The California writer’s words seem apt for the real estate market right now too, which appears to have woken up from its winter slumber (also known as “the financial crisis”) right as school lets out, temperatures rise, and bathing suits and flip flops replace our usual uniforms. Granted, summer doesn’t officially start until June 21, but it seems California is getting a head start: many parts of the Golden State are “embarking on a stretch of triple-digit days” while simultaneously seeing double digit year-over-year home price gains.
Could summer have arrived early this year? Let’s take a look in the context of the latest real estate headlines.

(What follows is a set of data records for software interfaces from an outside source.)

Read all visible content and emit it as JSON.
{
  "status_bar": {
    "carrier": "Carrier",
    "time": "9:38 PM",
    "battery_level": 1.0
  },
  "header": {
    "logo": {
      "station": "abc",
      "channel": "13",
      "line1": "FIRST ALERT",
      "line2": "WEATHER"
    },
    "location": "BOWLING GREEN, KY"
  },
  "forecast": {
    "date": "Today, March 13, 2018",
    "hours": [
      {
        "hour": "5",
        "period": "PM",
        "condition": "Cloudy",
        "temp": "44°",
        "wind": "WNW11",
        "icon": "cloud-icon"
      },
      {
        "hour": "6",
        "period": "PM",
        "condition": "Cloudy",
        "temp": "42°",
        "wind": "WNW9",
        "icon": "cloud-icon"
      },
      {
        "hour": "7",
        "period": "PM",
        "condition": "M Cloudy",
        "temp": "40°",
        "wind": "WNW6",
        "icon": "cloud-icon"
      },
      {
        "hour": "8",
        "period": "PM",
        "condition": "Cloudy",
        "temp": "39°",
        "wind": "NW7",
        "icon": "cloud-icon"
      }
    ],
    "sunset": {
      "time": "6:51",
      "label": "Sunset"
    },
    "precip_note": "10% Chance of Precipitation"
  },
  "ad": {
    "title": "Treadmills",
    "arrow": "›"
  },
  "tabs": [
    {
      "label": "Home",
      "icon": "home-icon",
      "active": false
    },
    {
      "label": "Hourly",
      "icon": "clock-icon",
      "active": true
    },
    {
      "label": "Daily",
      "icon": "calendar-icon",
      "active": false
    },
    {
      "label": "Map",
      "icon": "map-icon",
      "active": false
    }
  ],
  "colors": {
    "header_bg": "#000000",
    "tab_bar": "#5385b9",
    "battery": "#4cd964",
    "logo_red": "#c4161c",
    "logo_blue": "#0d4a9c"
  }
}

Even hardest hit areas in the Bay Area (Oakley, Antioch, East Oakland, East Palo Alto and East San Jose) are hot right now as a swarm of move-in buyers and investors compete for a relatively small number of homes for sale, says the San Jose Mercury News.

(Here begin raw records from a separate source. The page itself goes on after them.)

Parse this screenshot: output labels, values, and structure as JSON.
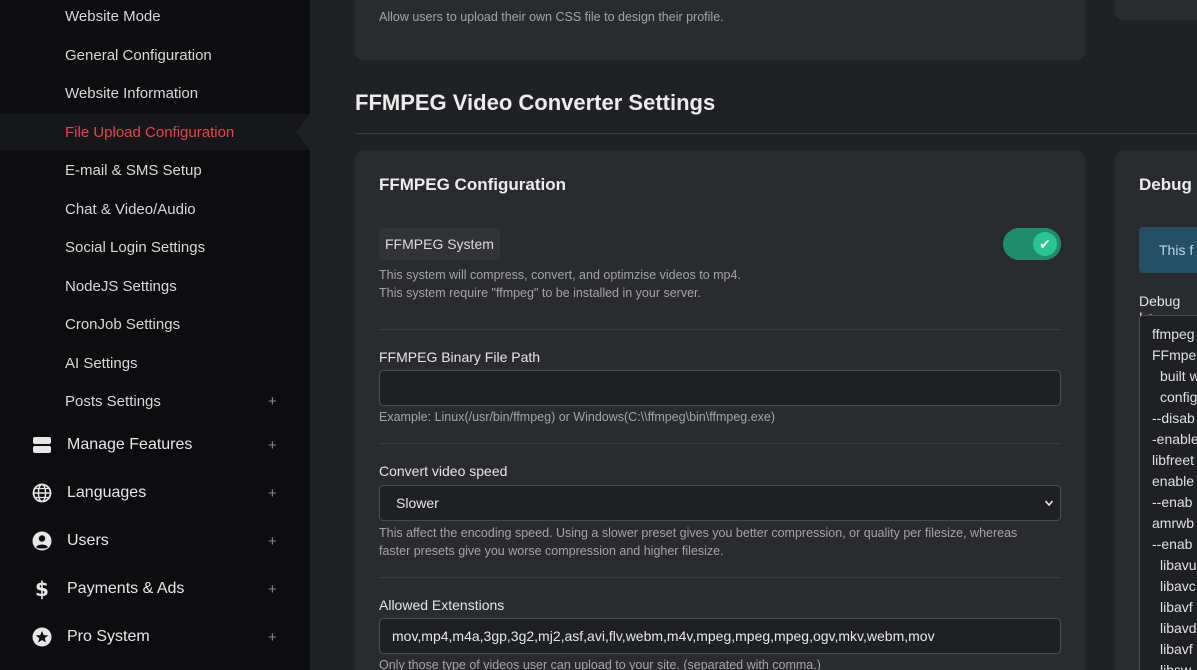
{
  "sidebar": {
    "sub_items": [
      {
        "label": "Website Mode",
        "active": false
      },
      {
        "label": "General Configuration",
        "active": false
      },
      {
        "label": "Website Information",
        "active": false
      },
      {
        "label": "File Upload Configuration",
        "active": true
      },
      {
        "label": "E-mail & SMS Setup",
        "active": false
      },
      {
        "label": "Chat & Video/Audio",
        "active": false
      },
      {
        "label": "Social Login Settings",
        "active": false
      },
      {
        "label": "NodeJS Settings",
        "active": false
      },
      {
        "label": "CronJob Settings",
        "active": false
      },
      {
        "label": "AI Settings",
        "active": false
      },
      {
        "label": "Posts Settings",
        "active": false,
        "expandable": true
      }
    ],
    "main_items": [
      {
        "label": "Manage Features",
        "icon": "features-icon"
      },
      {
        "label": "Languages",
        "icon": "globe-icon"
      },
      {
        "label": "Users",
        "icon": "user-icon"
      },
      {
        "label": "Payments & Ads",
        "icon": "dollar-icon"
      },
      {
        "label": "Pro System",
        "icon": "star-icon"
      }
    ],
    "plus_glyph": "+"
  },
  "top_card": {
    "description": "Allow users to upload their own CSS file to design their profile."
  },
  "section": {
    "title": "FFMPEG Video Converter Settings"
  },
  "ffmpeg": {
    "title": "FFMPEG Configuration",
    "system_label": "FFMPEG System",
    "system_enabled": true,
    "system_desc_1": "This system will compress, convert, and optimzise videos to mp4.",
    "system_desc_2": "This system require \"ffmpeg\" to be installed in your server.",
    "binary_label": "FFMPEG Binary File Path",
    "binary_value": "",
    "binary_hint": "Example: Linux(/usr/bin/ffmpeg) or Windows(C:\\\\ffmpeg\\bin\\ffmpeg.exe)",
    "speed_label": "Convert video speed",
    "speed_value": "Slower",
    "speed_hint_1": "This affect the encoding speed. Using a slower preset gives you better compression, or quality per filesize, whereas",
    "speed_hint_2": "faster presets give you worse compression and higher filesize.",
    "ext_label": "Allowed Extenstions",
    "ext_value": "mov,mp4,m4a,3gp,3g2,mj2,asf,avi,flv,webm,m4v,mpeg,mpeg,mpeg,ogv,mkv,webm,mov",
    "ext_hint": "Only those type of videos user can upload to your site. (separated with comma.)"
  },
  "debug": {
    "title": "Debug",
    "info": "This f",
    "log_label": "Debug Lo",
    "log_lines": [
      "ffmpeg",
      "FFmpe",
      "  built w",
      "  config",
      "--disab",
      "-enable",
      "libfreet",
      "enable",
      "--enab",
      "amrwb",
      "--enab",
      "  libavu",
      "  libavc",
      "  libavf",
      "  libavd",
      "  libavf",
      "  libsw"
    ]
  },
  "colors": {
    "accent_active": "#e9444c",
    "toggle_on": "#29c48f",
    "info_bg": "#255064"
  }
}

Curious where the best neighborhoods and schools are in the Bay Area? The San Francisco Business Times has the list.
It’s getting hot down in Southern California–and it’s not just the weather. Prices for homes in the Santa Ana-Anaheim-Irvine area grew 20%; while home prices in the L.A.-Long Beach-Glendale area rose 19% and prices in the Riverside-San Bernardino-Ontario area rose 17%, reports Southern California Public Radio.
Are McMansions making a comeback? The Census Bureau thinks so.
According to Emerging Trends in Real Estate, recent job creation should be enough to keep the recovery on track.
We seem to be leaving the legacy of the financial crisis behind as record-low interest rates gradually disappear, says the Washington Post.
Even if mortgage rates are back above 4% for the first time in a year, it’s probably not going to be enough to take the wind out of the sails of the real estate rebound, or so the Wall Street Journal reports.
Are Wall Street investors creating a new bubble? Forbes examines.
Home prices in April grew 3.2% during the month and were up 12.1% from the same period in the prior year–the highest rate since February 2006, reports MarketWatch.